stupid creatures will starve in the midst of plenty rather than feed themselves. I have had a nest of this species under observation for a long time, but never saw one of the masters feeding, I have kept isolated specimens for weeks by giving them a slave for an hour or two a day to clean and feed them, and under these circumstances they remained in perfect health, while but for the slaves they would have perished in two or three days. I know no other case in Nature of a species having lost the instinct of feeding.
In P. rufescens, the so-called workers, though thus helpless and stupid, are numerous, energetic, and in some respects even brilliant. In another slave-making species, however, Strongylognathus, the workers are much less numerous, and so weak that it is an unsolved problem how they contrive to make slaves.
Lastly, in a fourth species, Anergetes atratulus, the workers are absent, the males and females living in nests with workers belonging to another ant, Tetramorium cœspitum. In these cases the Tetramoriums, having no queen, and consequently no young of their own, tend the young of the Anergetes. It is, therefore, a case analogous to that of Polyergus, but it is one in which slave-owning has almost degenerated into parasitism. It is not, however, a case of true parasitism, because the Tetramoriums take great care of the Anergetes, and, if the nest is disturbed, carry them off to a place of safety.
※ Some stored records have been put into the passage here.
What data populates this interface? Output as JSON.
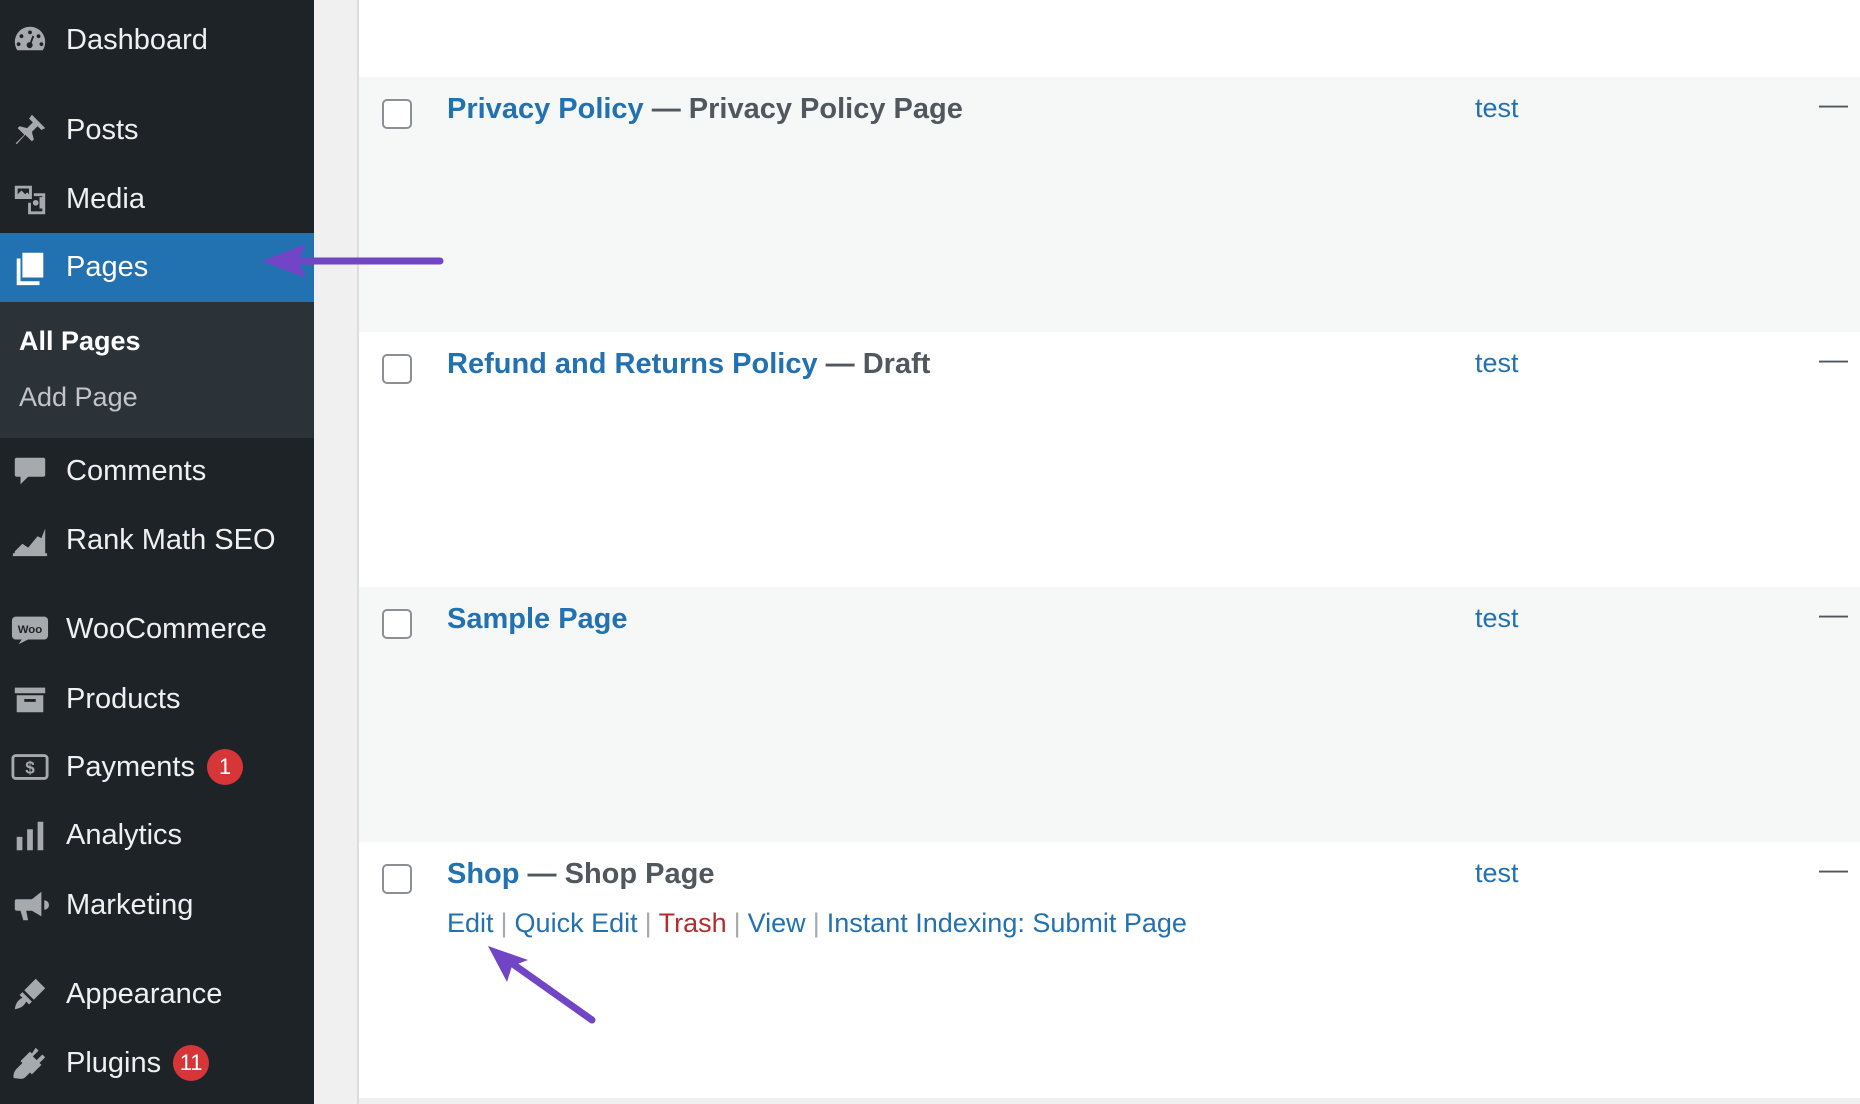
{
  "sidebar": {
    "items": [
      {
        "label": "Dashboard",
        "icon": "dashboard-icon"
      },
      {
        "label": "Posts",
        "icon": "pin-icon"
      },
      {
        "label": "Media",
        "icon": "media-icon"
      },
      {
        "label": "Pages",
        "icon": "pages-icon",
        "active": true
      },
      {
        "label": "Comments",
        "icon": "comment-bubble-icon"
      },
      {
        "label": "Rank Math SEO",
        "icon": "rank-math-icon"
      },
      {
        "label": "WooCommerce",
        "icon": "woo-icon"
      },
      {
        "label": "Products",
        "icon": "archive-box-icon"
      },
      {
        "label": "Payments",
        "icon": "dollar-icon",
        "badge": "1"
      },
      {
        "label": "Analytics",
        "icon": "bar-chart-icon"
      },
      {
        "label": "Marketing",
        "icon": "megaphone-icon"
      },
      {
        "label": "Appearance",
        "icon": "paintbrush-icon"
      },
      {
        "label": "Plugins",
        "icon": "plug-icon",
        "badge": "11"
      }
    ],
    "submenu": [
      "All Pages",
      "Add Page"
    ]
  },
  "pages_table": {
    "rows": [
      {
        "title": "Privacy Policy",
        "state": " — Privacy Policy Page",
        "author": "test",
        "date": "—"
      },
      {
        "title": "Refund and Returns Policy",
        "state": " — Draft",
        "author": "test",
        "date": "—"
      },
      {
        "title": "Sample Page",
        "state": "",
        "author": "test",
        "date": "—"
      },
      {
        "title": "Shop",
        "state": " — Shop Page",
        "author": "test",
        "date": "—"
      }
    ],
    "row_actions": [
      "Edit",
      "Quick Edit",
      "Trash",
      "View",
      "Instant Indexing: Submit Page"
    ]
  },
  "colors": {
    "sidebar_bg": "#1d2327",
    "active_bg": "#2271b1",
    "link": "#2271b1",
    "trash": "#b32d2e",
    "badge": "#d63638",
    "annotation_arrow": "#7145c5"
  }
}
M. Forel, in his excellent work on ants, has pointed out that very young ants devote themselves at first to the care of the larvæ and pupae, and that they take no share in the defense of the nest or other out-of-door work until they are some days old. This seems natural, because at first their skin is comparatively soft; and it would clearly be undesirable to undertake rough work or run into danger until their armor had had time to harden. There are, however, reasons for thinking that the division of labor is carried still further. I do not allude merely to those cases in which there are completely different kinds of workers, but even to the ordinary workers. In L. flavus, for instance, it seems probable that the duties of the small workers are somewhat different from those of the large ones, though no such division of labor has yet been detected. In F. fusca I made an observation which surprised me very much. In the autumn of 1875 I noticed an ant out feeding alone. The next day the same ant was out by herself, and I could easily recognize her because by some accident she had lost the claws of one of her hind-feet. My attention being roused, I watched the nest for some weeks, and saw this same ant out repeatedly, but no other. This winter I have kept two nests under close observation—that is, I arranged with my daughters and their governess, Miss Wendland, most conscientious observers, that we should look at the nest once every hour throughout the day, and this has been done since the middle of November, with a few exceptions not enough